Arthur Mitchell and Carmen de Lavallade
After de Lavallade began her successful career in choreography, she created Sensemaya for the Dance Theatre of Harlem in 1979. The original cast of the piece, which premiered at City Center in February of that year, included China (Melva) Murray White and Karen Brown. The ballet gathers inspiration from a Mayan creation myth.
DTH’s 2018 spring season opening, which commemorated the 50th anniversary of Dr. Martin Luther King, Jr.’s assassination, honored artistic director Virginia Johnson as well as de Lavallade. That season, the company performed de Lavallade’s staging of DTH’s signature piece Dougla, which was choreographed by her husband Geoffrey Holder.
Dance Theatre of Harlem’s Repertory List, Columbia University Libraries
Carmen de Lavallade Joins the Dance Theater of Harlem for its 50th Anniversary, WNYC
Watch Carmen de Lavallade and Whoopi Goldberg Discuss the Importance of the Arts, Dance Teacher
Return of the Dance Theater of Harlem, New York Times
The First World Festival of Negro Arts, Dakar 1966, edited by David Murphy, page 80
Timeline: Arthur Mitchell’s Performing Career, Columbia University Libraries
More about Carmen de Lavallade
Carmen de Lavallade, born in New Orleans in 1931 and raised in Los Angeles, was inspired by her cousin Janet Collins to take up dancing.

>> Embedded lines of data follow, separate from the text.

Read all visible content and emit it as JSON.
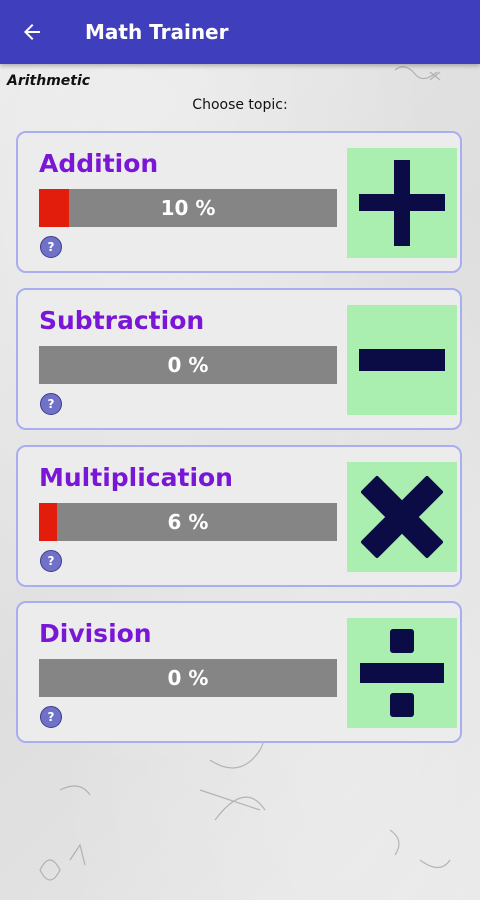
{
  "app_bar": {
    "title": "Math Trainer",
    "back_icon": "arrow-left-icon",
    "background_color": "#3f3fbd"
  },
  "section_label": "Arithmetic",
  "subtitle": "Choose topic:",
  "topics": [
    {
      "name": "Addition",
      "progress_text": "10 %",
      "progress_percent": 10,
      "help_label": "?",
      "icon": "plus-icon"
    },
    {
      "name": "Subtraction",
      "progress_text": "0 %",
      "progress_percent": 0,
      "help_label": "?",
      "icon": "minus-icon"
    },
    {
      "name": "Multiplication",
      "progress_text": "6 %",
      "progress_percent": 6,
      "help_label": "?",
      "icon": "multiply-icon"
    },
    {
      "name": "Division",
      "progress_text": "0 %",
      "progress_percent": 0,
      "help_label": "?",
      "icon": "divide-icon"
    }
  ],
  "colors": {
    "topic_name": "#7a17d6",
    "progress_track": "#858585",
    "progress_fill": "#e31d0c",
    "icon_tile": "#aaeeb0",
    "icon_glyph": "#0b0b45",
    "card_border": "#a9aef2"
  }
}
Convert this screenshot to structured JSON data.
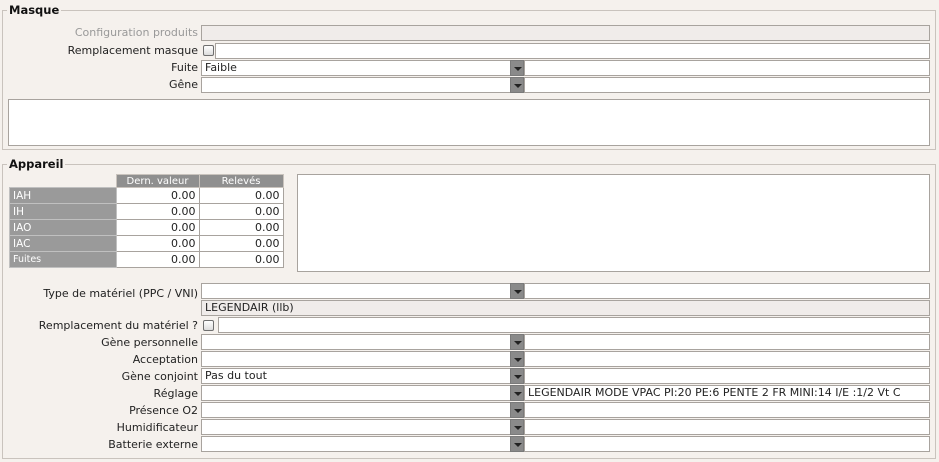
{
  "masque": {
    "legend": "Masque",
    "fields": {
      "config_label": "Configuration produits",
      "remplacement_label": "Remplacement masque",
      "fuite_label": "Fuite",
      "fuite_value": "Faible",
      "gene_label": "Gêne",
      "gene_value": ""
    }
  },
  "appareil": {
    "legend": "Appareil",
    "table": {
      "headers": [
        "Dern. valeur",
        "Relevés"
      ],
      "rows": [
        {
          "name": "IAH",
          "last": "0.00",
          "rel": "0.00"
        },
        {
          "name": "IH",
          "last": "0.00",
          "rel": "0.00"
        },
        {
          "name": "IAO",
          "last": "0.00",
          "rel": "0.00"
        },
        {
          "name": "IAC",
          "last": "0.00",
          "rel": "0.00"
        },
        {
          "name": "Fuites",
          "last": "0.00",
          "rel": "0.00"
        }
      ]
    },
    "type_label": "Type de matériel (PPC / VNI)",
    "type_value": "",
    "type_info": "LEGENDAIR (llb)",
    "remplacement_label": "Remplacement du matériel ?",
    "gene_perso_label": "Gène personnelle",
    "gene_perso_value": "",
    "acceptation_label": "Acceptation",
    "acceptation_value": "",
    "gene_conjoint_label": "Gène conjoint",
    "gene_conjoint_value": "Pas du tout",
    "reglage_label": "Réglage",
    "reglage_value": "",
    "reglage_info": "LEGENDAIR MODE VPAC PI:20 PE:6 PENTE 2 FR MINI:14 I/E :1/2 Vt C",
    "presence_label": "Présence O2",
    "presence_value": "",
    "humid_label": "Humidificateur",
    "humid_value": "",
    "batterie_label": "Batterie externe",
    "batterie_value": ""
  }
}
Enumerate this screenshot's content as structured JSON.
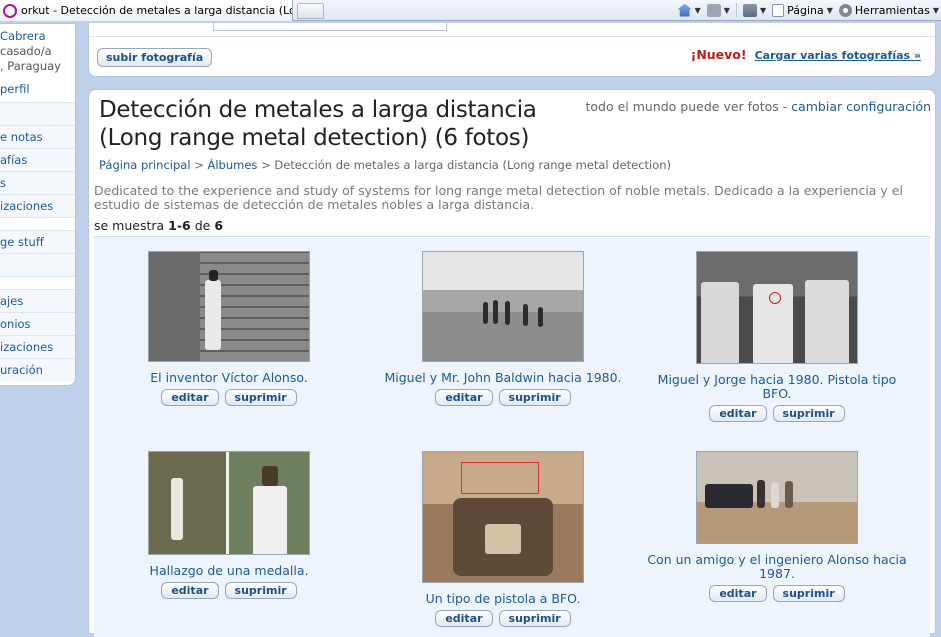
{
  "browser": {
    "tab_title": "orkut - Detección de metales a larga distancia (Long r...",
    "toolbar": {
      "page_label": "Página",
      "tools_label": "Herramientas"
    }
  },
  "sidebar": {
    "profile": {
      "name": "Cabrera",
      "line1": "casado/a",
      "line2": ", Paraguay"
    },
    "perfil_link": "perfil",
    "group1": [
      "",
      "e notas",
      "afías",
      "s",
      "izaciones"
    ],
    "group2": [
      "ge stuff",
      ""
    ],
    "group3": [
      "ajes",
      "onios",
      "izaciones",
      "uración"
    ]
  },
  "upload": {
    "button": "subir fotografía",
    "new_badge": "¡Nuevo!",
    "multi_link": "Cargar varias fotografías »"
  },
  "album": {
    "title": "Detección de metales a larga distancia (Long range metal detection) (6 fotos)",
    "privacy_text": "todo el mundo puede ver fotos - ",
    "privacy_link": "cambiar configuración",
    "breadcrumb": {
      "home": "Página principal",
      "sep": ">",
      "albums": "Álbumes",
      "current": "Detección de metales a larga distancia (Long range metal detection)"
    },
    "description": "Dedicated to the experience and study of systems for long range metal detection of noble metals. Dedicado a la experiencia y el estudio de sistemas de detección de metales nobles a larga distancia.",
    "count": {
      "prefix": "se muestra ",
      "range": "1-6",
      "of": " de ",
      "total": "6"
    },
    "edit_label": "editar",
    "delete_label": "suprimir",
    "photos": [
      {
        "caption": "El inventor Víctor Alonso."
      },
      {
        "caption": "Miguel y Mr. John Baldwin hacia 1980."
      },
      {
        "caption": "Miguel y Jorge hacia 1980. Pistola tipo BFO."
      },
      {
        "caption": "Hallazgo de una medalla."
      },
      {
        "caption": "Un tipo de pistola a BFO."
      },
      {
        "caption": "Con un amigo y el ingeniero Alonso hacia 1987."
      }
    ]
  },
  "colors": {
    "link": "#1e5a9a",
    "new_badge": "#c21a1a",
    "background": "#bfd0ea"
  }
}
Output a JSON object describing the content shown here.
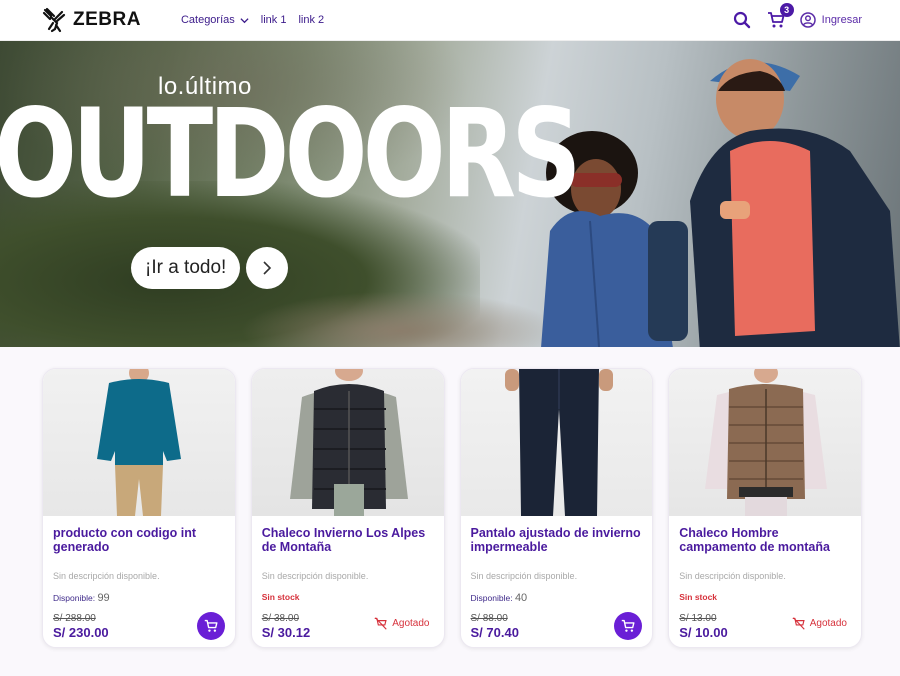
{
  "header": {
    "brand": "ZEBRA",
    "nav": [
      {
        "label": "Categorías",
        "has_dropdown": true
      },
      {
        "label": "link 1"
      },
      {
        "label": "link 2"
      }
    ],
    "cart_count": "3",
    "login_label": "Ingresar",
    "icons": [
      "zebra-logo",
      "search-icon",
      "cart-icon",
      "user-icon"
    ]
  },
  "hero": {
    "kicker": "lo.último",
    "title": "OUTDOORS",
    "cta_label": "¡Ir a todo!",
    "arrow_icon": "chevron-right-icon"
  },
  "products": [
    {
      "title": "producto con codigo int generado",
      "description": "Sin descripción disponible.",
      "stock_label": "Disponible:",
      "stock_value": "99",
      "available": true,
      "price_old": "S/ 288.00",
      "price_new": "S/ 230.00",
      "image": "man-teal-shirt-khaki-pants"
    },
    {
      "title": "Chaleco Invierno Los Alpes de Montaña",
      "description": "Sin descripción disponible.",
      "stock_label": "Sin stock",
      "available": false,
      "price_old": "S/ 38.00",
      "price_new": "S/ 30.12",
      "sold_out_label": "Agotado",
      "image": "man-black-puffer-vest"
    },
    {
      "title": "Pantalo ajustado de invierno impermeable",
      "description": "Sin descripción disponible.",
      "stock_label": "Disponible:",
      "stock_value": "40",
      "available": true,
      "price_old": "S/ 88.00",
      "price_new": "S/ 70.40",
      "image": "navy-winter-pants"
    },
    {
      "title": "Chaleco Hombre campamento de montaña",
      "description": "Sin descripción disponible.",
      "stock_label": "Sin stock",
      "available": false,
      "price_old": "S/ 13.00",
      "price_new": "S/ 10.00",
      "sold_out_label": "Agotado",
      "image": "man-brown-puffer-vest"
    }
  ],
  "colors": {
    "brand_purple": "#4a1a9e",
    "accent_purple": "#6a1fd6",
    "sold_out_red": "#d6313b"
  }
}
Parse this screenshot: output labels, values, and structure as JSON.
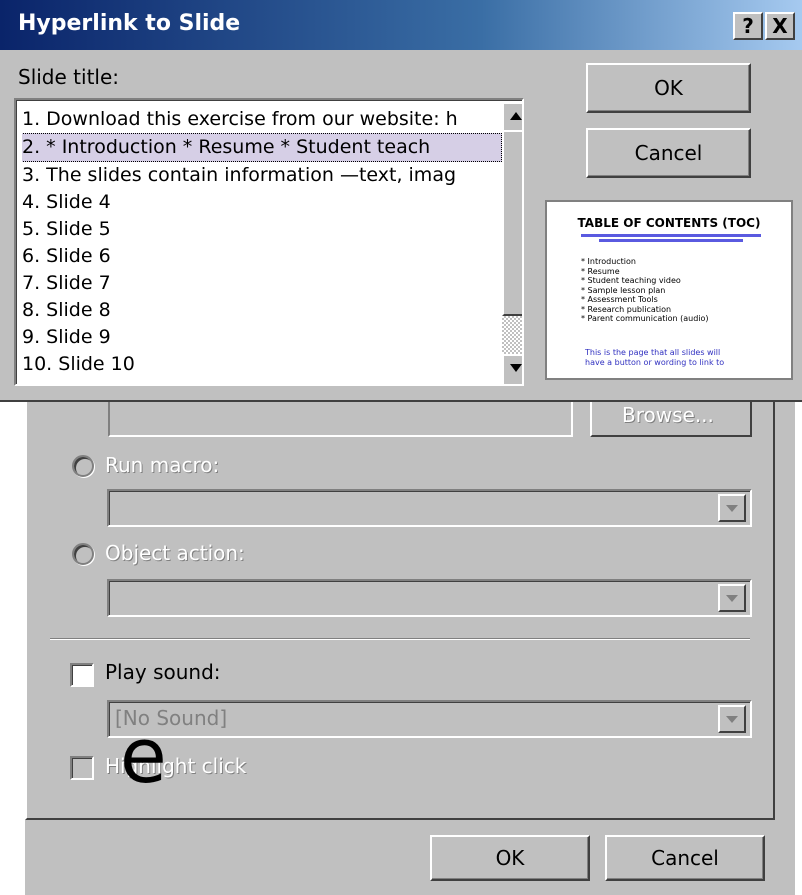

She studied under Melissa Blake and Italian ballerina Carmelita Maracci, and her performance career began at age 17 with Lester Horton Dance Theater, where she danced with her high school friend Alvin Ailey. She also studied acting, painting, sculpting, music, and design, as Horton encouraged his dancers to interact with other art forms.
Also alongside Ailey, de Lavallade performed in House of Flowers on Broadway, the musical that introduced her to her husband, Geoffrey Holder. In 1956, she was featured in Samson and Delilah and Aida at the Metropolitan Opera.
De Lavallade also appeared in several television shows, off-Broadway productions, and films including Carmen Jones (which featured several members of Negro Unit of Ballet Theatre) and Odds Against Tomorrow, among others.
She toured with Ailey’s company in Europe and Asia, a tour which was sometimes billed as the “De Lavallade-Ailey American Dance Company,” and performed in Agnes de Mille’s The Four Marys and The Frail Quarry with Ballet Theatre (now known as American Ballet Theatre). She was a principal dancer with both John Butler’s company and with the Metropolitan Opera Ballet, following in the footsteps of cousin Janet Collins.
De Lavallade taught at the Yale Repertory Theater and Yale School of Drama as its resident choreographer and performer.
Her choreography credits include Porgy and Bess, Die Meistersinger, and Rusalka for the Metropolitan Opera as well as pieces for Alvin Ailey American Dance Theater, Philadanco, and the Dance Theatre of Harlem.
Agnes de Mille, Alvin Ailey, Glen Tetley, Lester Horton, John Butler, and Geoffrey Holder have all created roles for de Lavallade. She also “holds the record for the longest performing career at Jacob’s Pillow,” which ran from 1953 to 2014. Her awards include the Dance Magazine Award (1964), an honorary doctorate from Juilliard (2007), the Duke Ellington Fellowship Award, and the Dance USA Award (2010).
Ailey said of her, “Whatever you want her to dance, she will find a way to do it. Choreographers also love her because she has a solid technique and a brilliant, unsurpassable talent for interpreting a ballet.”
Carmen de Lavallade and Geoffrey Holder’s Dance-Filled Love Affair, Dance Magazine
At 83, Dancer Carmen De Lavallade Looks Back At A Life Spent Onstage, NPR
Carmen de Lavallade, The Dance History Project of Southern California
Dear Quincy 1968
Portrait of Billie at Jacob’s Pillow
TEDxEast – Carmen de Lavallade The Creation: Plus 40
Meet the Masters: Carmen de Lavallade
Kennedy Center Honoree Carmen de Lavallade
Ailey Up Close with Carmen de Lavallade with introduction by Judith Jamison
Carmen de Lavallade | Jacob’s Pillow Dance Festival 2014